In an out-of-court settlement with the timber industry, the Bureau of Land Management (BLM) agreed to revise land management plans for western Oregon. The plan revision, known as the WOPR (Western Oregon Plan Revision), proposes to remove BLM lands from the landmark Northwest Forest Plan, drastically reducing protections for ancient forests, salmon streams, and wildlife habitat while promoting industrial logging. The BLM is attempting to roll back the clock based on a narrow interpretation of the Oregon California Lands Act (OC Act).




Led by noted conservationist Harold Ickes, the Department of Interior drafted the OC Act in 1937 with the goal of conserving forest resources and creating a ""&

166;management plan for permanent forest protection"&

166;" At the time, the nation had witnessed a long series of environmental disasters. The dust bowl &

a result of drought and poor farming practices &

was devastating the Great Plains and rampant deforestation in the Great Lakes states and southeast prompted calls for restraint. In 1937, the economy, already devastated by the Great Depression, took a sharp downturn as unemployment approached 20 percent. Under these extreme conditions, Congress passed the OC Act directing the General Land Office (later to become the BLM) to manage these lands:




""&

166;for the purpose of providing a permanent source of timber supply, protecting watersheds, regulating stream flow, and contributing to the economic stability of local communities and industries, and providing recreational facilities"&

166;"




The WOPR preferred alternative ignores the conservation values at the heart of the OC Act and instead relies on an outdated view of the law and forest resources proposing to:




"&

162; Increase logging of old-growth forests by 700 percent.




"&

162; Shrink streamside protection buffers by over 50 percent muddying streams and harming salmon populations.




"&

162; Give logging priority over managing Oregon's big game herds.




"&

162; Increase the area of high fire hazard by 33 percent on the Roseburg District and up to 400 percent on other districts.




We have come along way since 1937. Wildlife-related recreation now generates over $2 billion annually for Oregon's economy, the public overwhelmingly supports protecting the last remnants of ancient forests, and laws such as the Clean Water Act and Endangered Species Act provide a legal mandate to protect streams and imperiled species. Protecting old forests contributes to minimizing the impacts of global climate change, as these forests store extraordinary amounts of carbon that otherwise is released to the atmosphere when a forest is cut down.




Today's forest managers have a unique opportunity.

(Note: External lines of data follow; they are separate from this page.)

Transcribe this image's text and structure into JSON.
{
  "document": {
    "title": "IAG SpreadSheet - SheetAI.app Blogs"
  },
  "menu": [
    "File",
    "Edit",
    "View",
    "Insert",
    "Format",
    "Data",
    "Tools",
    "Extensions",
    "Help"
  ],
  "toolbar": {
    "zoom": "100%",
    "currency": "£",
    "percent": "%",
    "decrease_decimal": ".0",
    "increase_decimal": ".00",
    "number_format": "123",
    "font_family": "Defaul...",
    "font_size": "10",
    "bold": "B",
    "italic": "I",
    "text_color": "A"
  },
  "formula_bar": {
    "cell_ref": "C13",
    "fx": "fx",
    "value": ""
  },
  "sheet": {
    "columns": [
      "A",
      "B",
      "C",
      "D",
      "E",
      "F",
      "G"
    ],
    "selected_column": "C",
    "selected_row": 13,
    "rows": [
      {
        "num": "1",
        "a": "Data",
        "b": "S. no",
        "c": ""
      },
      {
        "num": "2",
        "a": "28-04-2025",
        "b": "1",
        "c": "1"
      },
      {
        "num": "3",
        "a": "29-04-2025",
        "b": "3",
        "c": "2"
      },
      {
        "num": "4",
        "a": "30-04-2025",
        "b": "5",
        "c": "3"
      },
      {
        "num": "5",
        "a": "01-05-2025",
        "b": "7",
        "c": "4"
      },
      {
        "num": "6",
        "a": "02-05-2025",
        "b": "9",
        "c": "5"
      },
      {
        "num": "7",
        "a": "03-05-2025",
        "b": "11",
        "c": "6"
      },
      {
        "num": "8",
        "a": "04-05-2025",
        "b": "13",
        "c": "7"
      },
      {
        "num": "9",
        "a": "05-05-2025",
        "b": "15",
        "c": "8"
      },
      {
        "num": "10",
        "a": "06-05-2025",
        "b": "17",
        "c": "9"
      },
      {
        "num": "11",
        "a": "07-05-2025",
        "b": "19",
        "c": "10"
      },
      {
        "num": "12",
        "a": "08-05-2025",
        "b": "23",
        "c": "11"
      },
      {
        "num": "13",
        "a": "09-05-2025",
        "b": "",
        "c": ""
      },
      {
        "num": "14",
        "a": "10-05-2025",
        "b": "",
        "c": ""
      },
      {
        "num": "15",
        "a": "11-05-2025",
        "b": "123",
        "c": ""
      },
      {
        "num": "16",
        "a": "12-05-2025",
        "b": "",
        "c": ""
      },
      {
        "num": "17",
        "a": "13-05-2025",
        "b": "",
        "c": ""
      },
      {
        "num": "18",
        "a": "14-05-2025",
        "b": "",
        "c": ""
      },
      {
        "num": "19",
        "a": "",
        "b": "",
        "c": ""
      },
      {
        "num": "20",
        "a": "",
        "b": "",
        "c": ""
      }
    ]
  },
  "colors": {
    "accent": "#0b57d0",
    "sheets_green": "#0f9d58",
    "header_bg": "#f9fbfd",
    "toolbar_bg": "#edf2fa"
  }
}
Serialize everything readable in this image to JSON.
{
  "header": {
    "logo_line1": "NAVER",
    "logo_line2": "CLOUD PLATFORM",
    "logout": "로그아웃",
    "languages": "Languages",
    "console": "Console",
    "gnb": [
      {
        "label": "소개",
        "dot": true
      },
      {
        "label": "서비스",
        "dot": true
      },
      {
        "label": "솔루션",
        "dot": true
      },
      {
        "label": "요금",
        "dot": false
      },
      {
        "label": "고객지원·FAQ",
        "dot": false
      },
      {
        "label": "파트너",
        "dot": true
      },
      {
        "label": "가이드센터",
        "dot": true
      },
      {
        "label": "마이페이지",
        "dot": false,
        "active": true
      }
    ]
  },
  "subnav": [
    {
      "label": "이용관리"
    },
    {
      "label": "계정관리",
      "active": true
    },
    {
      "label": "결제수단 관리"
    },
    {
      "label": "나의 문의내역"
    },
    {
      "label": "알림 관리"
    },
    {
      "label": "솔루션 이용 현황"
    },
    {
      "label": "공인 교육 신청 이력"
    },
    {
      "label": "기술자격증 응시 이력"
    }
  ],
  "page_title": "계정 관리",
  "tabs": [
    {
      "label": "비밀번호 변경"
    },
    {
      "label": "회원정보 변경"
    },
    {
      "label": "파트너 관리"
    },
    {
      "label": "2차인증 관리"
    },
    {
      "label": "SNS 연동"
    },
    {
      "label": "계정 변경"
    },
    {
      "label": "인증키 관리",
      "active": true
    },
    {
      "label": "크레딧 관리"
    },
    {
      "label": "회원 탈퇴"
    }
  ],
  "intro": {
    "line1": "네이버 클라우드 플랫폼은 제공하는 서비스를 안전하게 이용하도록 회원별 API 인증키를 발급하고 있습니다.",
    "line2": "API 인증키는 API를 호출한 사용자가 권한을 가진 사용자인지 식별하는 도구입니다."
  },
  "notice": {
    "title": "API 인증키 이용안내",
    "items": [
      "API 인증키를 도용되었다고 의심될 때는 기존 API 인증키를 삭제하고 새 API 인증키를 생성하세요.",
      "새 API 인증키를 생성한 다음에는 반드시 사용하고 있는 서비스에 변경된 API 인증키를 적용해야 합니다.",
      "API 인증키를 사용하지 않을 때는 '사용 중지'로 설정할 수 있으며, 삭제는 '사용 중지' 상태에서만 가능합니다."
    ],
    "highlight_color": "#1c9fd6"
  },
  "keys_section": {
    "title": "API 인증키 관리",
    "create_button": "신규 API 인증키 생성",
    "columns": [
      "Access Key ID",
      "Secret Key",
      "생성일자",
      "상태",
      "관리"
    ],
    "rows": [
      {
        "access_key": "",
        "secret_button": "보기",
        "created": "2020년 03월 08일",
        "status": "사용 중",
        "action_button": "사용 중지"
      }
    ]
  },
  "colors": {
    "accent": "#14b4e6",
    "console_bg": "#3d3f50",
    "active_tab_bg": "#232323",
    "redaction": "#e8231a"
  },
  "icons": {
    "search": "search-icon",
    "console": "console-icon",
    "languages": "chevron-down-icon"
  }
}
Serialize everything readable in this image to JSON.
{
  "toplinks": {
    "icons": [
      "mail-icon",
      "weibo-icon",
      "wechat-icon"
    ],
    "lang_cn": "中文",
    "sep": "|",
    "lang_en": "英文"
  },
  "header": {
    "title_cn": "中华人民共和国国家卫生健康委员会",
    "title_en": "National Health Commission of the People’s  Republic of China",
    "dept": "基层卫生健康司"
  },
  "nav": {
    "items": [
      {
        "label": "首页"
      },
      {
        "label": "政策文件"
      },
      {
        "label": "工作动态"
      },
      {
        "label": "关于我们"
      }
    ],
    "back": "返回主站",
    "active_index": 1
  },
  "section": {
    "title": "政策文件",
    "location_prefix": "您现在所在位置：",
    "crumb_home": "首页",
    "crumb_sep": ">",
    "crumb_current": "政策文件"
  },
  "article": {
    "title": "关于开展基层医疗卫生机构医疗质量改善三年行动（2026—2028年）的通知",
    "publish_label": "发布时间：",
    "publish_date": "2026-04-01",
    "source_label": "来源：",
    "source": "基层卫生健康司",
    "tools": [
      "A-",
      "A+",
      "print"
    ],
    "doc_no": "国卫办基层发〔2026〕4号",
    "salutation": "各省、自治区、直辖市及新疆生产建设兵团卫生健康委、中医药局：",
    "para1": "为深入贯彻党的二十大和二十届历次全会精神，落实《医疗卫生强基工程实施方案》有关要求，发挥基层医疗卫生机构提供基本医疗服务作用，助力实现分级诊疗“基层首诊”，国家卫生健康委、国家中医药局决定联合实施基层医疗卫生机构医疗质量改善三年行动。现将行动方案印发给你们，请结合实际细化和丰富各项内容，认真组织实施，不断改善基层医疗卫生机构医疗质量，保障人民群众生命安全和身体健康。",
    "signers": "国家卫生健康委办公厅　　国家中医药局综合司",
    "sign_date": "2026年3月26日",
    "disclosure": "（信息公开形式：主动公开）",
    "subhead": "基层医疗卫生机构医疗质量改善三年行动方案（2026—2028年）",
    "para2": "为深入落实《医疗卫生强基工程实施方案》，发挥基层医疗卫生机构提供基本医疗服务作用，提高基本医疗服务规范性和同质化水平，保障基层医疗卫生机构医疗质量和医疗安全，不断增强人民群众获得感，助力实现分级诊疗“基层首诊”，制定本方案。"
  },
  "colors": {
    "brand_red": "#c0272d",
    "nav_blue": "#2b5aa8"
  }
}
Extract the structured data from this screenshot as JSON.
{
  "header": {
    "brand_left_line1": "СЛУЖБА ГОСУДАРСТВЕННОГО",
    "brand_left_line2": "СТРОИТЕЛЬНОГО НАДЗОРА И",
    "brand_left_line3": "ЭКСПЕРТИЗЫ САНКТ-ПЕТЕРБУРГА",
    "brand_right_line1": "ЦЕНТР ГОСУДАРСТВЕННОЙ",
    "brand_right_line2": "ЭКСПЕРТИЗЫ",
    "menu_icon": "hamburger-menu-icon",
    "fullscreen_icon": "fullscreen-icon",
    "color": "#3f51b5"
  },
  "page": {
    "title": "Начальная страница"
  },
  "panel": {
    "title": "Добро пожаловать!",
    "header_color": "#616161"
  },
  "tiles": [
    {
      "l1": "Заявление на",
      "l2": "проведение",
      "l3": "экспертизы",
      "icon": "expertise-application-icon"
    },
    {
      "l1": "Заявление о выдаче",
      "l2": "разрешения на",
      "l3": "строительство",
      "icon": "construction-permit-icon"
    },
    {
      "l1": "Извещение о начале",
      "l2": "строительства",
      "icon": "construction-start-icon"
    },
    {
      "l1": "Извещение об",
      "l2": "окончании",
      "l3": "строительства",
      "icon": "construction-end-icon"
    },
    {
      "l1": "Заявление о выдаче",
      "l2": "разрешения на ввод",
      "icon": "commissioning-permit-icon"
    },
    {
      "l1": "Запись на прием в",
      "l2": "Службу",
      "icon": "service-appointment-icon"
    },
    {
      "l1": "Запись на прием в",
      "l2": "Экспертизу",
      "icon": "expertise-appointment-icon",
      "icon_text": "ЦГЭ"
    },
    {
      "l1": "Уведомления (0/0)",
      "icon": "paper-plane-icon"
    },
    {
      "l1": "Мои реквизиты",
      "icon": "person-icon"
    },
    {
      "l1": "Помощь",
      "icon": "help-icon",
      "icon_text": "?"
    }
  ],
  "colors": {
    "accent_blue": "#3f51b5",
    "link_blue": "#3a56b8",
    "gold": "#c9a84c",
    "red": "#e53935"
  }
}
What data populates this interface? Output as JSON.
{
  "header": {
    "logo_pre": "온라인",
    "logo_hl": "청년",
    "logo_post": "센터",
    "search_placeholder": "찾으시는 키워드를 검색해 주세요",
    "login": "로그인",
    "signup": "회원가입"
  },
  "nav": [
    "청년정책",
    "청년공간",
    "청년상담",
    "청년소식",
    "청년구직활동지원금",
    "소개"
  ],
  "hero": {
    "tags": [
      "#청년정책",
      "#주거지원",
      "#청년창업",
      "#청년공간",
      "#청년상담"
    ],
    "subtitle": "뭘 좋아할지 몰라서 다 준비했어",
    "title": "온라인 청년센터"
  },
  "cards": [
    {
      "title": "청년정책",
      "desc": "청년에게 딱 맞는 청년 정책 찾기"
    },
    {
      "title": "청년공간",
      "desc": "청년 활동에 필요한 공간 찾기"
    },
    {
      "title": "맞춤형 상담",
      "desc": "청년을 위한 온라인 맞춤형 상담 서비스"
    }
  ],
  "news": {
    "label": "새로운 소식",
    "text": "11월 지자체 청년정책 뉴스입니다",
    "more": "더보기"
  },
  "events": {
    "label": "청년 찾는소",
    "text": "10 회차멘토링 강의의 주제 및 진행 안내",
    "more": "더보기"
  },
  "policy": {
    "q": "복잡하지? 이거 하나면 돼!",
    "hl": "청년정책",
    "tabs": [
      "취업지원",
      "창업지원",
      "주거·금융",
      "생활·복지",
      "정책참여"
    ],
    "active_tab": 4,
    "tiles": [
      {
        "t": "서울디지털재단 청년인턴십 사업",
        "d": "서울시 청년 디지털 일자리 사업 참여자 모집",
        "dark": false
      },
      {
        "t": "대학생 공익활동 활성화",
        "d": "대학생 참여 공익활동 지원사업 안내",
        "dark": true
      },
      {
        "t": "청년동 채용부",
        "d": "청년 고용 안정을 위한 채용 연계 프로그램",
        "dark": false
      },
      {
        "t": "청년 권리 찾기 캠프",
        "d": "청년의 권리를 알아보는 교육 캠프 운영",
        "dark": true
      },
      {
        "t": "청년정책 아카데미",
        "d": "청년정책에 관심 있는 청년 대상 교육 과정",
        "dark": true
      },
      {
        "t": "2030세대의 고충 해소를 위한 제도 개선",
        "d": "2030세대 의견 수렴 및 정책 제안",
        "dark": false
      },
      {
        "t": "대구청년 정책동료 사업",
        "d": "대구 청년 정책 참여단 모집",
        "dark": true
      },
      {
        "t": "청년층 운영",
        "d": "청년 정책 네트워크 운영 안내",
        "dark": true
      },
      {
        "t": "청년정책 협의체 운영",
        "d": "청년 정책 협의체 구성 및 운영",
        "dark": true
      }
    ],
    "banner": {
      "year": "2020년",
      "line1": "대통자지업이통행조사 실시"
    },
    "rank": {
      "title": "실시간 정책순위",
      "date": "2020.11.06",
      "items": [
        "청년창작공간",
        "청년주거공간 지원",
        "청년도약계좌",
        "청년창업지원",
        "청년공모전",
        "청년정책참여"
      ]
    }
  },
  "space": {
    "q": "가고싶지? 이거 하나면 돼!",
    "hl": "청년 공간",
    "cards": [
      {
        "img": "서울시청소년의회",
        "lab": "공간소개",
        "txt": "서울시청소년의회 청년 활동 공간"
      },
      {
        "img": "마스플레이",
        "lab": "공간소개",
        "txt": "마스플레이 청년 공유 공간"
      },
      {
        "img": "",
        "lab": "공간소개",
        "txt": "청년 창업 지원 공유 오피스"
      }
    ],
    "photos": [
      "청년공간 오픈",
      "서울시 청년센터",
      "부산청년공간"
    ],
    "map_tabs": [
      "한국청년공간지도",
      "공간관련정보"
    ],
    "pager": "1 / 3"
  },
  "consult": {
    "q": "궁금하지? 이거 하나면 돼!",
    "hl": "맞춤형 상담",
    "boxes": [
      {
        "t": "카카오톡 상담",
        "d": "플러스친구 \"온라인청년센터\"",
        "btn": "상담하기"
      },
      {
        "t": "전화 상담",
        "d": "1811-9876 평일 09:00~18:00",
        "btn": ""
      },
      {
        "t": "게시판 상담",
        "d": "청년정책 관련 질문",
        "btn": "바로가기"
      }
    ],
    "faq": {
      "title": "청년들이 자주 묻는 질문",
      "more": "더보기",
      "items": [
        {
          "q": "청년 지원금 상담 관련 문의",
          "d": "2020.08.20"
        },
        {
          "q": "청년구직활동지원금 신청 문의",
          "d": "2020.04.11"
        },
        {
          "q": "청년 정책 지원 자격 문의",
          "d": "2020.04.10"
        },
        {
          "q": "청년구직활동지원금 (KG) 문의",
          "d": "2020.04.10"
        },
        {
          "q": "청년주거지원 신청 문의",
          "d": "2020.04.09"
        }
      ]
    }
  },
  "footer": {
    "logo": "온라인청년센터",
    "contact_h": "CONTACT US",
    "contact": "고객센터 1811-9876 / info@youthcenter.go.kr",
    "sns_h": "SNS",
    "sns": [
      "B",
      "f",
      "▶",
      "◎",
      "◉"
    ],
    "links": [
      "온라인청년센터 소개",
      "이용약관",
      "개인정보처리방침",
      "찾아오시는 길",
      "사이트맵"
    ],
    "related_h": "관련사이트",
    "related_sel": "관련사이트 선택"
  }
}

The BLM estimates that nearly 2 billion board feet of timber is available from overstocked stands. We can provide timber and jobs by thinning tree farms while reducing fire hazard. Restoring fire-resilient forests, reducing forest fuels near homes, and removing deteriorating roads that degrade salmon streams should be the BLM's priority.




The OC Act was written to prevent repeating the mistakes of the past. The WOPR's extreme approach returns us to an outdated way of thinking about forests and sets counties up to fail, as the controversy and litigation halt forest management.




The comment period for the WOPR Draft Environmental Impact Statement ends Jan. 11, 2008.




Richard S. Nauman is a Conservation Scientist and Dominick DellaSala, Ph.D. is Chief Scientist for the National Center for Conservation Science Policy (). Nauman can be reached at rich@nccsp.org.